News•February 3, 2016
UK Forecasters: More Warming in Store Over Next 5 Years
Earth’s temperature will continue its steady climb thanks to global warming over the next five years, with 2016 likely to rival 2015 as the warmest year on record, according to an experimental forecast released this week by the U.K. Met Office.
With its latest annual effort at what is known as decadal forecasting, the Met Office is predicting that global temperatures will continue to rise from 2016 through 2020, with those years likely falling between 0.5° and 1.4°F (0.28 and 0.77°C) above the 1981-2010 average.
The range of global temperature predicted for the period 2016-2020 is seen in blue, with the black lines showing observed temperatures and previous predictions in red.
Credit: U.K. Met Office
For comparison, 2015 was 0.8°F (0.44C) above that average, beating out 2014 by a good margin as the warmest year on record.
This five-year forecast isn’t like the ones that appear on the evening news, rather, it is a research effort aimed at improving climate models. The goal is to get models to the point where they can have skill in predicting features like drought or seasonal hurricane activity a few years ahead, said climate scientist Doug Smith, who leads the Met Office effort. Such predictions would allow governments and societies time to prepare, he said.
Other climate scientists, though, are wary of just how skillful such predictions can be and cautioned against drawing too firm a conclusion from them.
Decadal forecasting, which began in 2007, uses the same climate models that are normally run to simulate changes across many decades, but only goes up to one decade out. The goal is to capture natural variations in the climate, like changes in ocean circulation or features like the El Niño Southern Oscillation, that are swamped by the signal of human-caused warming when looking out to the end of the century.

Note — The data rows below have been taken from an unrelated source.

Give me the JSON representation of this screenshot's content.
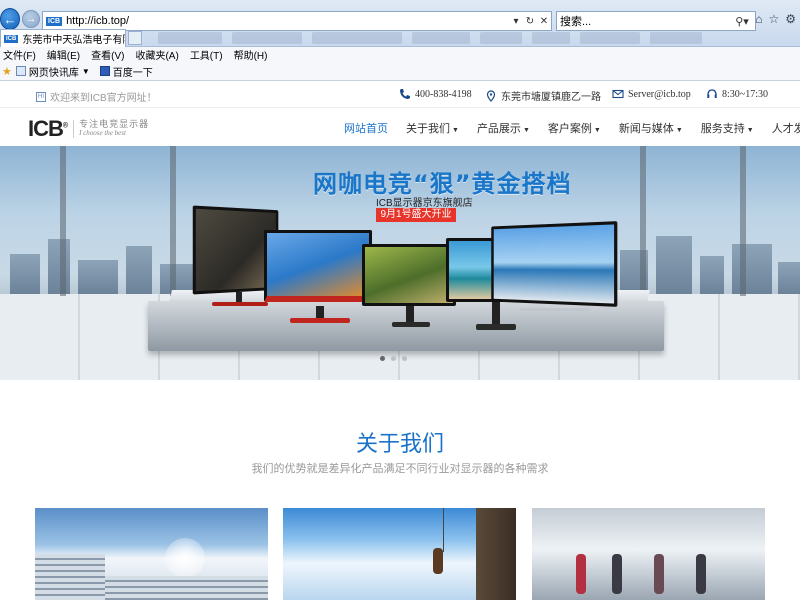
{
  "browser": {
    "url": "http://icb.top/",
    "search_placeholder": "搜索...",
    "tab_title": "东莞市中天弘浩电子有限公...",
    "menu": [
      "文件(F)",
      "编辑(E)",
      "查看(V)",
      "收藏夹(A)",
      "工具(T)",
      "帮助(H)"
    ],
    "favorites": [
      "网页快讯库",
      "百度一下"
    ]
  },
  "topbar": {
    "welcome": "欢迎来到ICB官方网址！",
    "phone": "400-838-4198",
    "address": "东莞市塘厦镇鹿乙一路",
    "email": "Server@icb.top",
    "hours": "8:30~17:30"
  },
  "logo": {
    "brand": "ICB",
    "tagline_cn": "专注电竞显示器",
    "tagline_en": "I choose the best"
  },
  "nav": [
    {
      "label": "网站首页",
      "active": true,
      "dropdown": false
    },
    {
      "label": "关于我们",
      "active": false,
      "dropdown": true
    },
    {
      "label": "产品展示",
      "active": false,
      "dropdown": true
    },
    {
      "label": "客户案例",
      "active": false,
      "dropdown": true
    },
    {
      "label": "新闻与媒体",
      "active": false,
      "dropdown": true
    },
    {
      "label": "服务支持",
      "active": false,
      "dropdown": true
    },
    {
      "label": "人才发展",
      "active": false,
      "dropdown": false
    }
  ],
  "banner": {
    "headline": "网咖电竞“狠”黄金搭档",
    "subtitle": "ICB显示器京东旗舰店",
    "date_badge": "9月1号盛大开业",
    "slide_count": 3,
    "active_slide": 1
  },
  "about": {
    "title": "关于我们",
    "subtitle": "我们的优势就是差异化产品满足不同行业对显示器的各种需求"
  },
  "colors": {
    "accent": "#1a73c9",
    "badge_red": "#e8352c"
  }
}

Researchers start the model simulations using the current state of the climate system, in particular ocean conditions, “and by doing that, we can potentially predict any kind of natural variability in the climate system” as well as the background warming signal, Smith said.
What makes the effort particularly tricky is that the prediction of natural variations like El Niño are typically only accurate on the scale of a few months, so looking out several years presents a serious challenge.

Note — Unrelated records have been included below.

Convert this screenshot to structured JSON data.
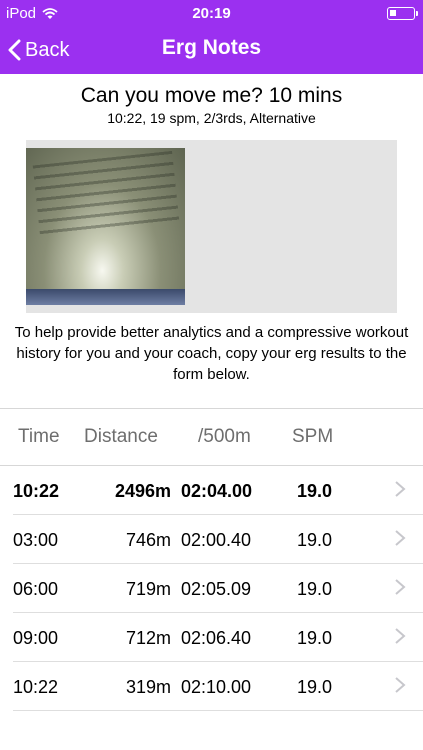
{
  "status_bar": {
    "carrier": "iPod",
    "time": "20:19"
  },
  "nav": {
    "back_label": "Back",
    "title": "Erg Notes"
  },
  "workout": {
    "title": "Can you move me? 10 mins",
    "subtitle": "10:22, 19 spm, 2/3rds, Alternative"
  },
  "help_text": "To help provide better analytics and a compressive workout history for you and your coach, copy your erg results to the form below.",
  "table": {
    "headers": {
      "time": "Time",
      "distance": "Distance",
      "pace": "/500m",
      "spm": "SPM"
    },
    "rows": [
      {
        "time": "10:22",
        "distance": "2496m",
        "pace": "02:04.00",
        "spm": "19.0"
      },
      {
        "time": "03:00",
        "distance": "746m",
        "pace": "02:00.40",
        "spm": "19.0"
      },
      {
        "time": "06:00",
        "distance": "719m",
        "pace": "02:05.09",
        "spm": "19.0"
      },
      {
        "time": "09:00",
        "distance": "712m",
        "pace": "02:06.40",
        "spm": "19.0"
      },
      {
        "time": "10:22",
        "distance": "319m",
        "pace": "02:10.00",
        "spm": "19.0"
      }
    ]
  },
  "colors": {
    "accent": "#9b30f0"
  },
  "icons": {
    "back": "chevron-left-icon",
    "row": "chevron-right-icon",
    "wifi": "wifi-icon",
    "battery": "battery-icon"
  }
}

“Currently the ability to do that is limited and even marginal, although theory and experiments suggest some skill should be developed,” said climate scientist Kevin Trenberth, of the National Center for Atmospheric Research in Boulder, Colo.
Smith says that over time the Met Office has upgraded its models and they have found that they have some skill in predicting European winters, rainfall in Africa and Atlantic hurricane frequency.

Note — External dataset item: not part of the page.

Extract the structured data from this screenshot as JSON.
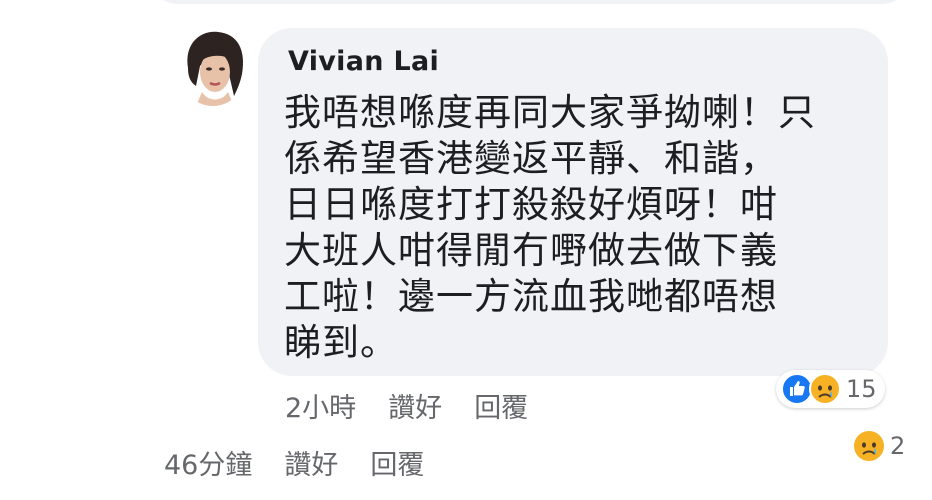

In terms of global temperatures, he said that previous forecasts had captured the relative flattening of temperature rise for several years and the subsequent sharper uptick seen over the last few years.
The Next Five Years
In finer detail, the models used by the Met Office suggest that the heat released by the strong El Niño that helped boost 2015’s temperature will continue into 2016, potentially causing it to rival 2015 for warmest year. But the run of consecutive record warm years would likely end there, with the possible shift to a La Niña state later this year.
La Niña is the cooler counterpart to El Niño, featuring colder-than-normal temperatures in the eastern portions of the tropical Pacific Ocean. It tends to overall cool the planet. Of course, there is still background warming at play, so 2017 would be “generally warm, but probably cooler than 2016,” Smith said.
Trenberth said he thinks the Met Office forecast is likely a bit high, based on previous research he has conducted. He thinks the current El Niño has likely already had its biggest impact on global temperatures and that 2016 won’t beat out 2015.
He said he does think, however, that there will a broader shift to warmer ocean conditions that will last for several years and that means that global temperatures will hover around the level they have recently reached before moving upward again, like stairs on a staircase.
It is this background warming from the heat trapped by greenhouse gases that actually accounts for most of the predictability in future temperature change, said Michael Mann, a climate scientist at Penn State.
While each of the scientists not involved with the Met Office said they saw the potential usefulness of decadal forecasting, they said that any particular predictions at present aren’t at the stage where they can be used for any kind of decision-making.
“These exercises are not entirely without merit, but their utility should not be overstated,” Mann said in an email.
Gavin Schmidt, director of NASA’s Goddard Institute for Space Studies in New York, said that while he thought the decadal forecasting effort was “interesting science,” it is still in the research phase “and so comes with a lot more caveats and an understanding that it might not have any skill at all.”
Smith was more optimistic about the prospects of such forecasting efforts, but also emphasized their experimental nature.
“We are developing these products and we are assessing them at the moment,” but they could one day be used to help areas prepare in advance for a busy hurricane season or the onset of drought, he said.